[Opening Given records section]

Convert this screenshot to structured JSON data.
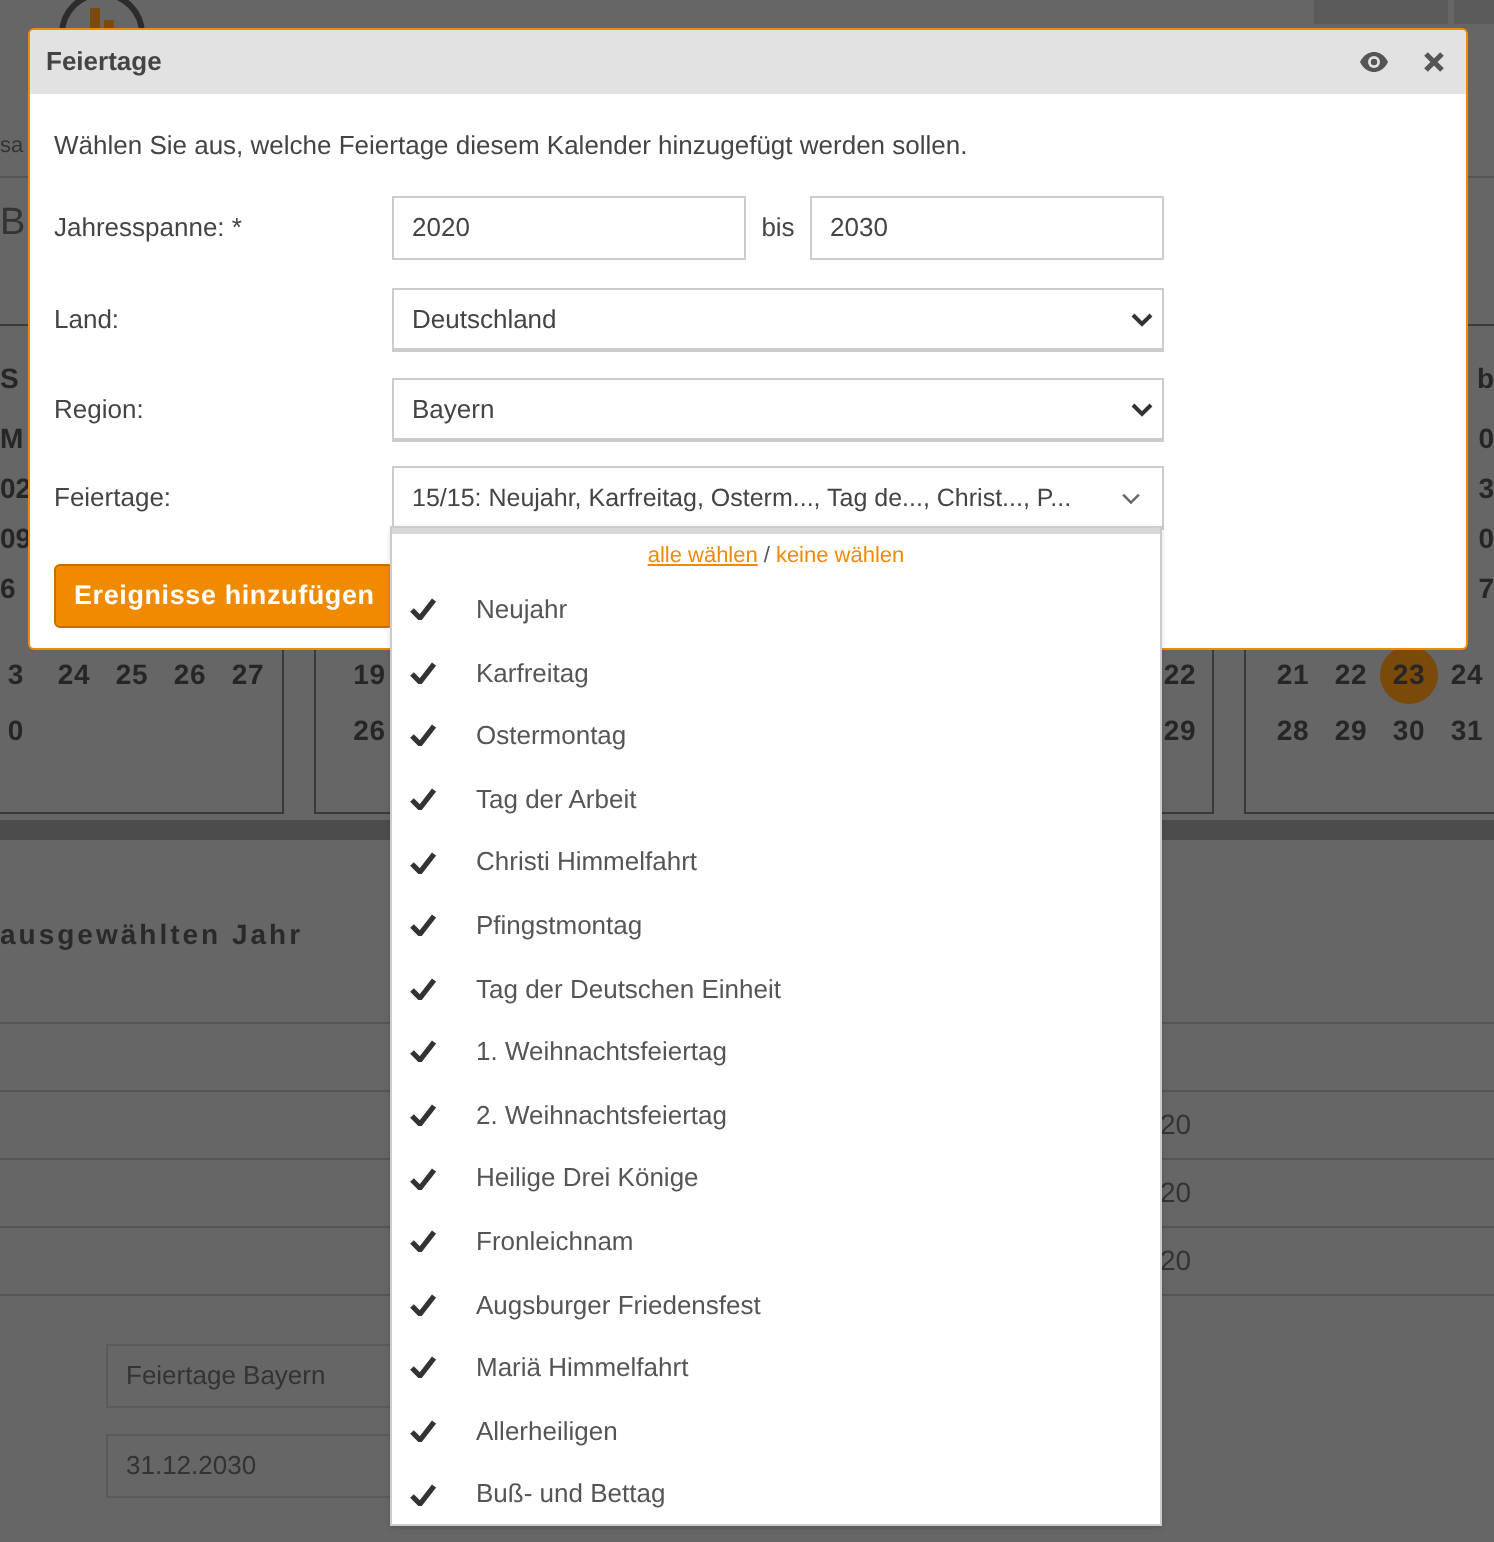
{
  "background": {
    "tab_fragment": "sa",
    "title_fragment": "B",
    "calendars": [
      {
        "kind": "left",
        "header": "S",
        "edge_labels": [
          "M",
          "02",
          "09",
          "6"
        ],
        "weeks": [
          [
            "3",
            "24",
            "25",
            "26",
            "27"
          ],
          [
            "0"
          ]
        ]
      },
      {
        "kind": "middle",
        "weeks": [
          [
            "19",
            "22"
          ],
          [
            "26",
            "29"
          ]
        ]
      },
      {
        "kind": "right",
        "header": "b",
        "edge_labels": [
          "0",
          "3",
          "0",
          "7"
        ],
        "weeks": [
          [
            {
              "day": "21",
              "selected": false
            },
            {
              "day": "22",
              "selected": false
            },
            {
              "day": "23",
              "selected": true
            },
            {
              "day": "24",
              "selected": false
            }
          ],
          [
            {
              "day": "28",
              "selected": false
            },
            {
              "day": "29",
              "selected": false
            },
            {
              "day": "30",
              "selected": false
            },
            {
              "day": "31",
              "selected": false
            }
          ]
        ]
      }
    ],
    "section_heading": "ausgewählten Jahr",
    "table_rows": [
      {
        "cell": null
      },
      {
        "cell": "20"
      },
      {
        "cell": "20"
      },
      {
        "cell": "20"
      }
    ],
    "fields": [
      "Feiertage Bayern",
      "31.12.2030"
    ]
  },
  "dialog": {
    "title": "Feiertage",
    "description": "Wählen Sie aus, welche Feiertage diesem Kalender hinzugefügt werden sollen.",
    "year_span": {
      "label": "Jahresspanne: *",
      "from": "2020",
      "separator": "bis",
      "to": "2030"
    },
    "country": {
      "label": "Land:",
      "value": "Deutschland"
    },
    "region": {
      "label": "Region:",
      "value": "Bayern"
    },
    "holidays": {
      "label": "Feiertage:",
      "value": "15/15: Neujahr, Karfreitag, Osterm..., Tag de..., Christ..., P...",
      "expanded": true
    },
    "submit": "Ereignisse hinzufügen"
  },
  "dropdown": {
    "select_all": "alle wählen",
    "separator": "/",
    "select_none": "keine wählen",
    "items": [
      {
        "label": "Neujahr",
        "checked": true
      },
      {
        "label": "Karfreitag",
        "checked": true
      },
      {
        "label": "Ostermontag",
        "checked": true
      },
      {
        "label": "Tag der Arbeit",
        "checked": true
      },
      {
        "label": "Christi Himmelfahrt",
        "checked": true
      },
      {
        "label": "Pfingstmontag",
        "checked": true
      },
      {
        "label": "Tag der Deutschen Einheit",
        "checked": true
      },
      {
        "label": "1. Weihnachtsfeiertag",
        "checked": true
      },
      {
        "label": "2. Weihnachtsfeiertag",
        "checked": true
      },
      {
        "label": "Heilige Drei Könige",
        "checked": true
      },
      {
        "label": "Fronleichnam",
        "checked": true
      },
      {
        "label": "Augsburger Friedensfest",
        "checked": true
      },
      {
        "label": "Mariä Himmelfahrt",
        "checked": true
      },
      {
        "label": "Allerheiligen",
        "checked": true
      },
      {
        "label": "Buß- und Bettag",
        "checked": true
      }
    ]
  }
}
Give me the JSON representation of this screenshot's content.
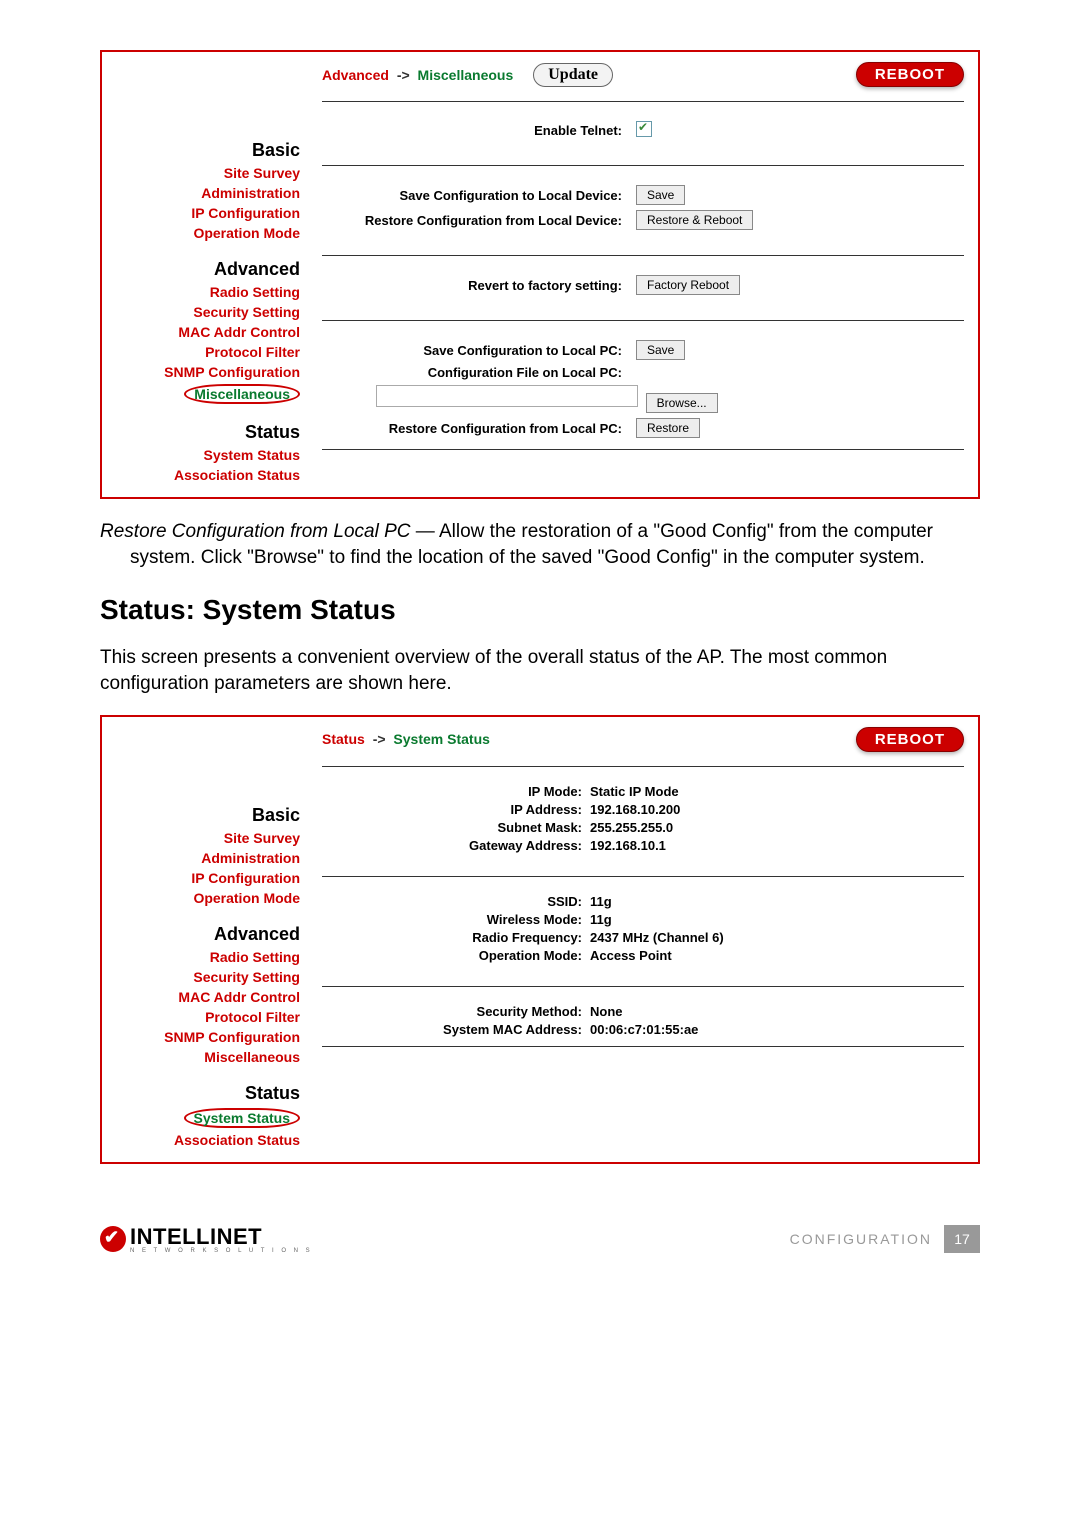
{
  "panel1": {
    "breadcrumb": {
      "root": "Advanced",
      "arrow": "->",
      "leaf": "Miscellaneous"
    },
    "update_btn": "Update",
    "reboot_btn": "REBOOT",
    "sidebar": {
      "basic": "Basic",
      "basic_items": [
        "Site Survey",
        "Administration",
        "IP Configuration",
        "Operation Mode"
      ],
      "advanced": "Advanced",
      "advanced_items": [
        "Radio Setting",
        "Security Setting",
        "MAC Addr Control",
        "Protocol Filter",
        "SNMP Configuration",
        "Miscellaneous"
      ],
      "status": "Status",
      "status_items": [
        "System Status",
        "Association Status"
      ]
    },
    "rows": {
      "enable_telnet": "Enable Telnet:",
      "save_local_device": "Save Configuration to Local Device:",
      "save_btn": "Save",
      "restore_local_device": "Restore Configuration from Local Device:",
      "restore_reboot_btn": "Restore & Reboot",
      "revert_factory": "Revert to factory setting:",
      "factory_reboot_btn": "Factory Reboot",
      "save_local_pc": "Save Configuration to Local PC:",
      "save_pc_btn": "Save",
      "config_file_pc": "Configuration File on Local PC:",
      "browse_btn": "Browse...",
      "restore_local_pc": "Restore Configuration from Local PC:",
      "restore_btn": "Restore"
    }
  },
  "body1": {
    "lead": "Restore Configuration from Local PC",
    "dash": " — ",
    "rest": "Allow the restoration of a \"Good Config\" from the computer system. Click \"Browse\" to find the location of the saved \"Good Config\" in the computer system."
  },
  "section_title": "Status: System Status",
  "body2": "This screen presents a convenient overview of the overall status of the AP. The most common configuration parameters are shown here.",
  "panel2": {
    "breadcrumb": {
      "root": "Status",
      "arrow": "->",
      "leaf": "System Status"
    },
    "reboot_btn": "REBOOT",
    "sidebar": {
      "basic": "Basic",
      "basic_items": [
        "Site Survey",
        "Administration",
        "IP Configuration",
        "Operation Mode"
      ],
      "advanced": "Advanced",
      "advanced_items": [
        "Radio Setting",
        "Security Setting",
        "MAC Addr Control",
        "Protocol Filter",
        "SNMP Configuration",
        "Miscellaneous"
      ],
      "status": "Status",
      "status_items": [
        "System Status",
        "Association Status"
      ]
    },
    "status": {
      "ip_mode_l": "IP Mode:",
      "ip_mode_v": "Static IP Mode",
      "ip_addr_l": "IP Address:",
      "ip_addr_v": "192.168.10.200",
      "subnet_l": "Subnet Mask:",
      "subnet_v": "255.255.255.0",
      "gateway_l": "Gateway Address:",
      "gateway_v": "192.168.10.1",
      "ssid_l": "SSID:",
      "ssid_v": "11g",
      "wmode_l": "Wireless Mode:",
      "wmode_v": "11g",
      "freq_l": "Radio Frequency:",
      "freq_v": "2437 MHz (Channel 6)",
      "opmode_l": "Operation Mode:",
      "opmode_v": "Access Point",
      "sec_l": "Security Method:",
      "sec_v": "None",
      "mac_l": "System MAC Address:",
      "mac_v": "00:06:c7:01:55:ae"
    }
  },
  "footer": {
    "brand": "INTELLINET",
    "brand_sub": "N E T W O R K   S O L U T I O N S",
    "section": "CONFIGURATION",
    "page": "17"
  }
}
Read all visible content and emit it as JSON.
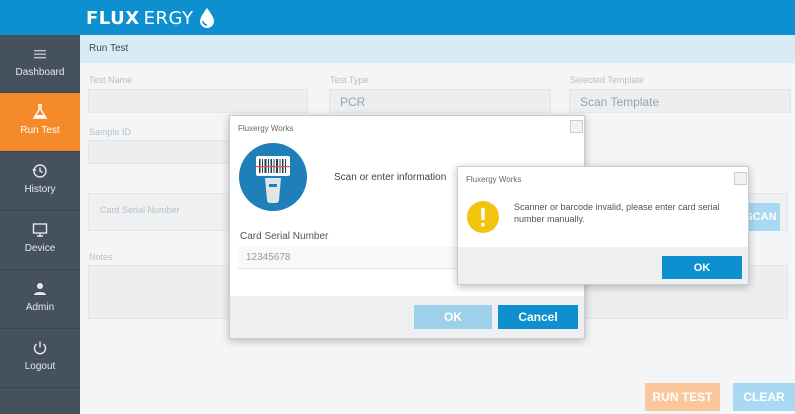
{
  "brand": {
    "name_bold": "FLUX",
    "name_rest": "ERGY"
  },
  "colors": {
    "topbar": "#0e8fcf",
    "sidebar": "#45525e",
    "active": "#f58a2a",
    "primary": "#0e8fcf",
    "warning": "#f1c40f"
  },
  "sidebar": {
    "items": [
      {
        "label": "Dashboard",
        "icon": "menu-icon"
      },
      {
        "label": "Run Test",
        "icon": "flask-icon",
        "active": true
      },
      {
        "label": "History",
        "icon": "history-icon"
      },
      {
        "label": "Device",
        "icon": "monitor-icon"
      },
      {
        "label": "Admin",
        "icon": "user-icon"
      },
      {
        "label": "Logout",
        "icon": "power-icon"
      }
    ]
  },
  "main": {
    "breadcrumb": "Run Test",
    "form": {
      "test_name_label": "Test Name",
      "test_type_label": "Test Type",
      "test_type_value": "PCR",
      "template_label": "Selected Template",
      "template_value": "Scan Template",
      "sample_id_label": "Sample ID",
      "card_serial_label": "Card Serial Number",
      "notes_label": "Notes",
      "scan_button": "SCAN"
    },
    "run_test_button": "RUN TEST",
    "clear_button": "CLEAR"
  },
  "scan_dialog": {
    "title": "Fluxergy Works",
    "message": "Scan or enter information",
    "field_label": "Card Serial Number",
    "field_value": "12345678",
    "ok_button": "OK",
    "cancel_button": "Cancel"
  },
  "error_dialog": {
    "title": "Fluxergy Works",
    "message": "Scanner or barcode invalid, please enter card serial number manually.",
    "ok_button": "OK"
  }
}
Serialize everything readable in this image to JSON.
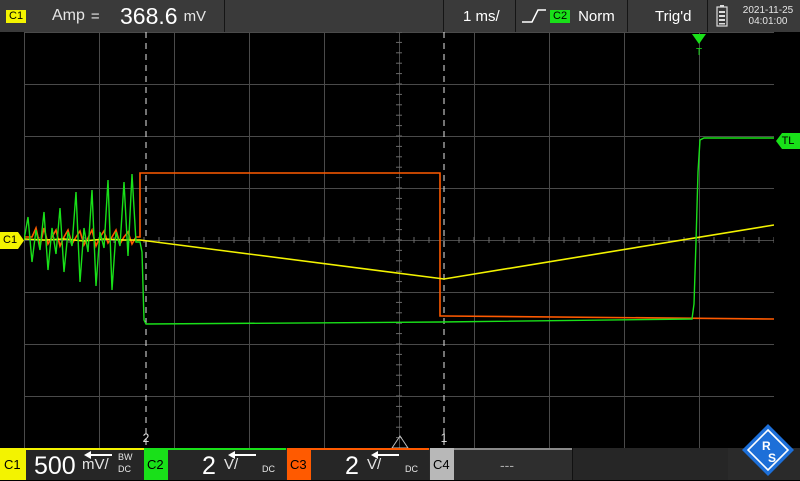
{
  "header": {
    "channel_badge": "C1",
    "measurement_label": "Amp",
    "measurement_value": "368.6",
    "measurement_unit": "mV",
    "timebase": "1 ms/",
    "trigger_source": "C2",
    "trigger_mode": "Norm",
    "trigger_state": "Trig'd",
    "date": "2021-11-25",
    "time": "04:01:00",
    "icons": [
      "rising-edge-icon",
      "battery-icon"
    ]
  },
  "markers": {
    "cursor_a": "2",
    "cursor_b": "1",
    "trigger_top": "T",
    "trigger_level": "TL",
    "channel_ref": "C1"
  },
  "channels": [
    {
      "badge": "C1",
      "scale": "500",
      "unit": "mV/",
      "bw": "BW",
      "coupling": "DC",
      "color": "#f3f300"
    },
    {
      "badge": "C2",
      "scale": "2",
      "unit": "V/",
      "coupling": "DC",
      "color": "#19e019"
    },
    {
      "badge": "C3",
      "scale": "2",
      "unit": "V/",
      "coupling": "DC",
      "color": "#ff5a00"
    },
    {
      "badge": "C4",
      "value": "---",
      "color": "#b8b8b8"
    }
  ],
  "brand_icon": "rohde-schwarz-logo-icon",
  "colors": {
    "ch1": "#f3f300",
    "ch2": "#19e019",
    "ch3": "#ff5a00",
    "grid": "#4a4a4a",
    "background": "#000000"
  }
}
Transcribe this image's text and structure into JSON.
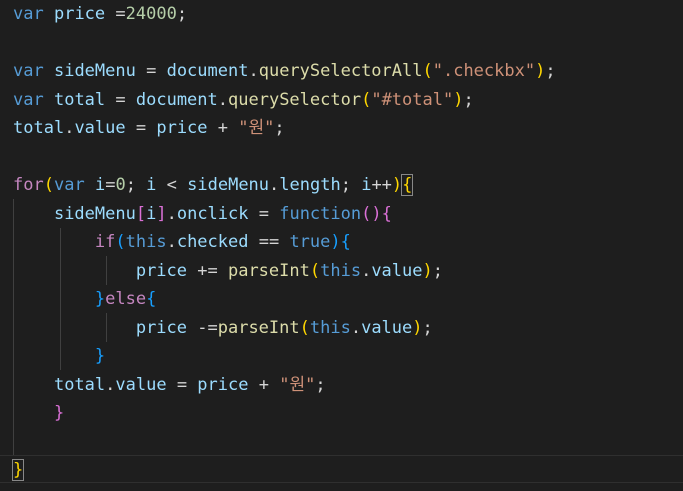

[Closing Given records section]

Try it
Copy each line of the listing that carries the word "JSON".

Task output
Convert this screenshot to structured JSON data.
Give me the JSON representation of this screenshot's content.
Read all visible content and emit it as JSON.
Serialize everything readable in this image to JSON.
Transcribe this image's text and structure into JSON.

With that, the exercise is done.